Data about app and page elements ->

_ _ _ _ _

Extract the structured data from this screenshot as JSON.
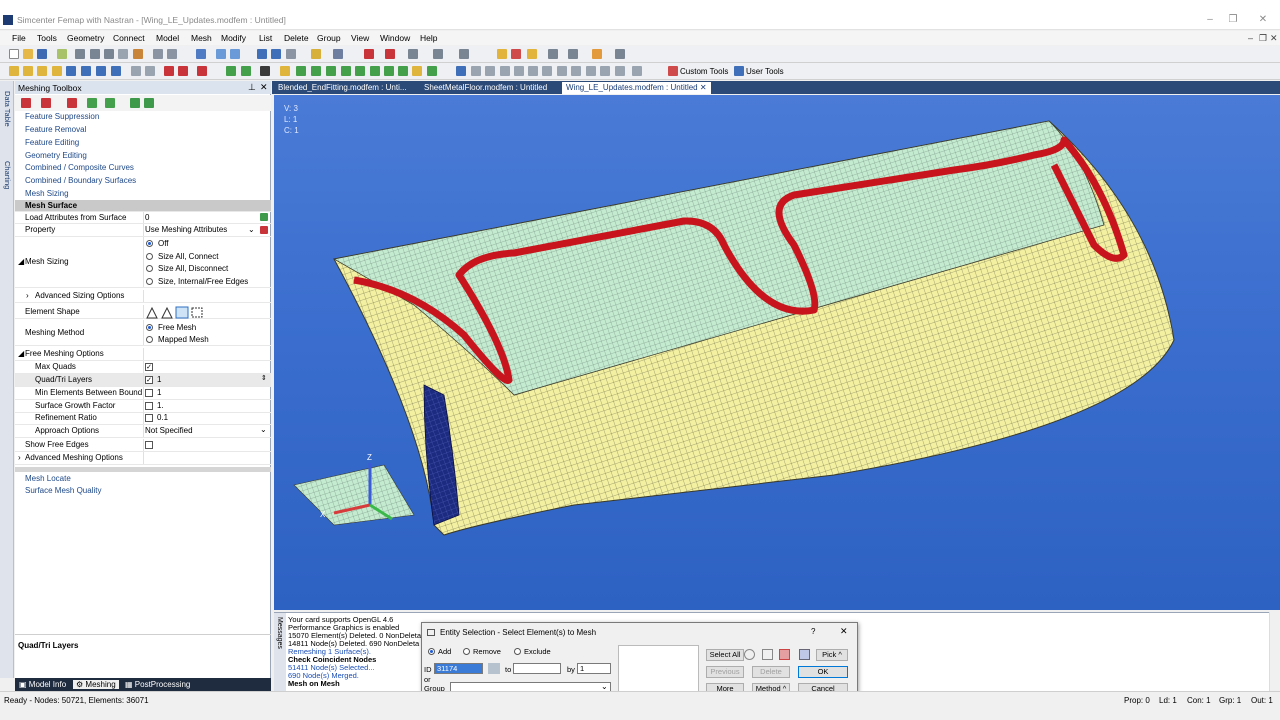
{
  "window": {
    "title": "Simcenter Femap with Nastran - [Wing_LE_Updates.modfem : Untitled]",
    "controls": [
      "–",
      "❐",
      "✕"
    ]
  },
  "menu": [
    "File",
    "Tools",
    "Geometry",
    "Connect",
    "Model",
    "Mesh",
    "Modify",
    "List",
    "Delete",
    "Group",
    "View",
    "Window",
    "Help"
  ],
  "toolbar2_labels": {
    "custom_tools": "Custom Tools",
    "user_tools": "User Tools"
  },
  "side_tabs": [
    "Data Table",
    "Charting"
  ],
  "toolbox": {
    "title": "Meshing Toolbox",
    "sections": [
      "Feature Suppression",
      "Feature Removal",
      "Feature Editing",
      "Geometry Editing",
      "Combined / Composite Curves",
      "Combined / Boundary Surfaces",
      "Mesh Sizing"
    ],
    "selected_section": "Mesh Surface",
    "rows": {
      "load_attributes": {
        "label": "Load Attributes from Surface",
        "value": "0"
      },
      "property": {
        "label": "Property",
        "value": "Use Meshing Attributes"
      },
      "mesh_sizing": {
        "label": "Mesh Sizing",
        "options": [
          "Off",
          "Size All, Connect",
          "Size All, Disconnect",
          "Size, Internal/Free Edges"
        ],
        "selected": "Off"
      },
      "advanced_sizing": {
        "label": "Advanced Sizing Options"
      },
      "element_shape": {
        "label": "Element Shape"
      },
      "meshing_method": {
        "label": "Meshing Method",
        "options": [
          "Free Mesh",
          "Mapped Mesh"
        ],
        "selected": "Free Mesh"
      },
      "free_meshing_options": {
        "label": "Free Meshing Options"
      },
      "max_quads": {
        "label": "Max Quads",
        "checked": true
      },
      "quad_tri_layers": {
        "label": "Quad/Tri Layers",
        "checked": true,
        "value": "1"
      },
      "min_elements": {
        "label": "Min Elements Between Bound",
        "checked": false,
        "value": "1"
      },
      "growth_factor": {
        "label": "Surface Growth Factor",
        "checked": false,
        "value": "1."
      },
      "refinement_ratio": {
        "label": "Refinement Ratio",
        "checked": false,
        "value": "0.1"
      },
      "approach_options": {
        "label": "Approach Options",
        "value": "Not Specified"
      },
      "show_free_edges": {
        "label": "Show Free Edges",
        "checked": false
      },
      "advanced_meshing": {
        "label": "Advanced Meshing Options"
      }
    },
    "after_sections": [
      "Mesh Locate",
      "Surface Mesh Quality"
    ],
    "help_title": "Quad/Tri Layers"
  },
  "bottom_tabs": [
    "Model Info",
    "Meshing",
    "PostProcessing"
  ],
  "doc_tabs": [
    "Blended_EndFitting.modfem : Unti...",
    "SheetMetalFloor.modfem : Untitled",
    "Wing_LE_Updates.modfem : Untitled"
  ],
  "viewport": {
    "info": [
      "V: 3",
      "L: 1",
      "C: 1"
    ],
    "axis": {
      "z": "Z",
      "x": "X"
    }
  },
  "messages": [
    "Your card supports OpenGL 4.6",
    "Performance Graphics is enabled",
    "15070 Element(s) Deleted. 0 NonDeleta",
    "14811 Node(s) Deleted. 690 NonDeleta",
    "Remeshing 1 Surface(s).",
    "Check Coincident Nodes",
    "51411 Node(s) Selected...",
    "690 Node(s) Merged.",
    "Mesh on Mesh"
  ],
  "messages_tab": "Messages",
  "dialog": {
    "title": "Entity Selection - Select Element(s) to Mesh",
    "help": "?",
    "modes": [
      "Add",
      "Remove",
      "Exclude"
    ],
    "mode_selected": "Add",
    "id_label": "ID",
    "id_value": "31174",
    "to_label": "to",
    "by_label": "by",
    "by_value": "1",
    "or_label": "or",
    "group_label": "Group",
    "buttons": {
      "select_all": "Select All",
      "pick": "Pick ^",
      "previous": "Previous",
      "delete": "Delete",
      "ok": "OK",
      "more": "More",
      "method": "Method ^",
      "cancel": "Cancel"
    }
  },
  "status": {
    "left": "Ready - Nodes: 50721, Elements: 36071",
    "prop": "Prop: 0",
    "ld": "Ld: 1",
    "con": "Con: 1",
    "grp": "Grp: 1",
    "out": "Out: 1"
  },
  "colors": {
    "accent": "#2b4a78",
    "mesh_yellow": "#f3f0a2",
    "mesh_green": "#bfe8c4",
    "red_band": "#c8141c",
    "viewport_blue": "#3c6fcf"
  }
}
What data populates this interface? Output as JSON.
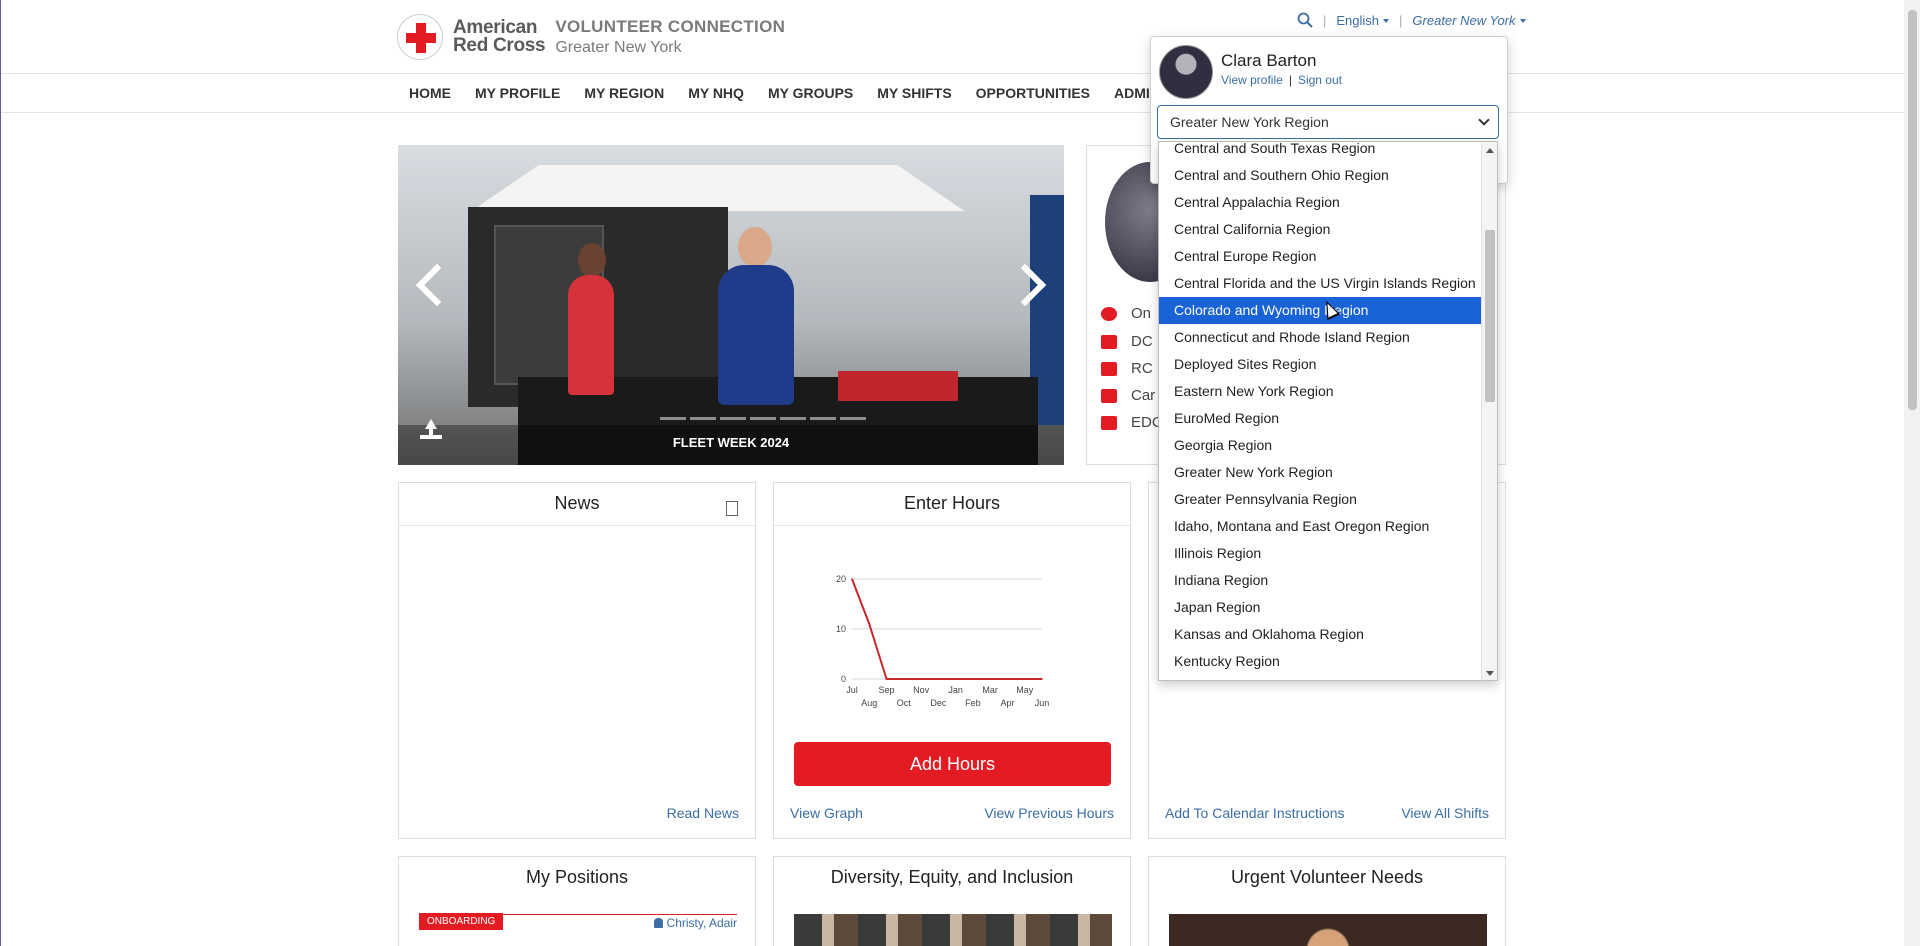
{
  "header": {
    "logo_line1": "American",
    "logo_line2": "Red Cross",
    "app_name": "VOLUNTEER CONNECTION",
    "region_name": "Greater New York",
    "language": "English",
    "region_switcher": "Greater New York"
  },
  "nav": {
    "items": [
      "HOME",
      "MY PROFILE",
      "MY REGION",
      "MY NHQ",
      "MY GROUPS",
      "MY SHIFTS",
      "OPPORTUNITIES",
      "ADMIN"
    ]
  },
  "carousel": {
    "caption": "FLEET WEEK 2024"
  },
  "profile_card": {
    "rows": [
      "On",
      "DC",
      "RC",
      "Car",
      "EDC"
    ]
  },
  "news": {
    "title": "News",
    "link": "Read News"
  },
  "hours": {
    "title": "Enter Hours",
    "button": "Add Hours",
    "link_graph": "View Graph",
    "link_previous": "View Previous Hours"
  },
  "shifts": {
    "link_calendar": "Add To Calendar Instructions",
    "link_all": "View All Shifts"
  },
  "positions": {
    "title": "My Positions",
    "badge": "ONBOARDING",
    "user": "Christy, Adair"
  },
  "dei": {
    "title": "Diversity, Equity, and Inclusion"
  },
  "urgent": {
    "title": "Urgent Volunteer Needs"
  },
  "popover": {
    "name": "Clara Barton",
    "view_profile": "View profile",
    "separator": "|",
    "sign_out": "Sign out",
    "selected_region": "Greater New York Region"
  },
  "region_dropdown": {
    "items": [
      "Central and South Texas Region",
      "Central and Southern Ohio Region",
      "Central Appalachia Region",
      "Central California Region",
      "Central Europe Region",
      "Central Florida and the US Virgin Islands Region",
      "Colorado and Wyoming Region",
      "Connecticut and Rhode Island Region",
      "Deployed Sites Region",
      "Eastern New York Region",
      "EuroMed Region",
      "Georgia Region",
      "Greater New York Region",
      "Greater Pennsylvania Region",
      "Idaho, Montana and East Oregon Region",
      "Illinois Region",
      "Indiana Region",
      "Japan Region",
      "Kansas and Oklahoma Region",
      "Kentucky Region",
      "Kentucky Region"
    ],
    "highlighted": "Colorado and Wyoming Region"
  },
  "colors": {
    "brand_red": "#e31b23",
    "link_blue": "#3b6ea5",
    "highlight_blue": "#1a63d6"
  },
  "chart_data": {
    "type": "line",
    "x_ticks_top": [
      "Jul",
      "Sep",
      "Nov",
      "Jan",
      "Mar",
      "May"
    ],
    "x_ticks_bottom": [
      "Aug",
      "Oct",
      "Dec",
      "Feb",
      "Apr",
      "Jun"
    ],
    "categories": [
      "Jul",
      "Aug",
      "Sep",
      "Oct",
      "Nov",
      "Dec",
      "Jan",
      "Feb",
      "Mar",
      "Apr",
      "May",
      "Jun"
    ],
    "values": [
      20,
      11,
      0,
      0,
      0,
      0,
      0,
      0,
      0,
      0,
      0,
      0
    ],
    "y_ticks": [
      0,
      10,
      20
    ],
    "ylim": [
      0,
      20
    ],
    "grid": true,
    "color": "#c62828"
  }
}
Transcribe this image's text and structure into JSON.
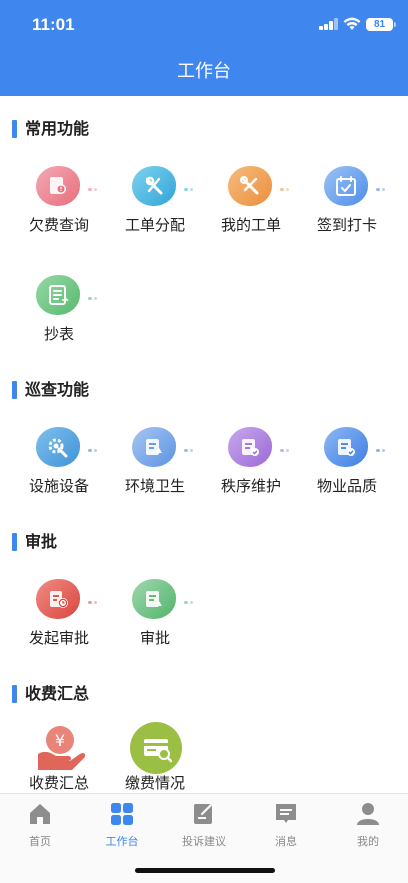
{
  "status": {
    "time": "11:01",
    "battery": "81"
  },
  "header": {
    "title": "工作台"
  },
  "sections": [
    {
      "title": "常用功能",
      "items": [
        "欠费查询",
        "工单分配",
        "我的工单",
        "签到打卡",
        "抄表"
      ]
    },
    {
      "title": "巡查功能",
      "items": [
        "设施设备",
        "环境卫生",
        "秩序维护",
        "物业品质"
      ]
    },
    {
      "title": "审批",
      "items": [
        "发起审批",
        "审批"
      ]
    },
    {
      "title": "收费汇总",
      "items": [
        "收费汇总",
        "缴费情况"
      ]
    }
  ],
  "tabs": [
    "首页",
    "工作台",
    "投诉建议",
    "消息",
    "我的"
  ],
  "colors": {
    "accent": "#3f86ee",
    "pink": "#ee7f8c",
    "cyan": "#3cb6e0",
    "orange": "#f0994e",
    "blue": "#4f8ee8",
    "green": "#63c07a",
    "purple": "#a879d8",
    "red": "#e25a52",
    "olive": "#9bbf45"
  }
}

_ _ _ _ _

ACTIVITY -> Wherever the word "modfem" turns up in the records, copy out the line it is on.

FINAL ANSWER ->
    "title": "Simcenter Femap with Nastran - [Wing_LE_Updates.modfem : Untitled]",
    "Blended_EndFitting.modfem : Unti...",
    "SheetMetalFloor.modfem : Untitled",
    "Wing_LE_Updates.modfem : Untitled"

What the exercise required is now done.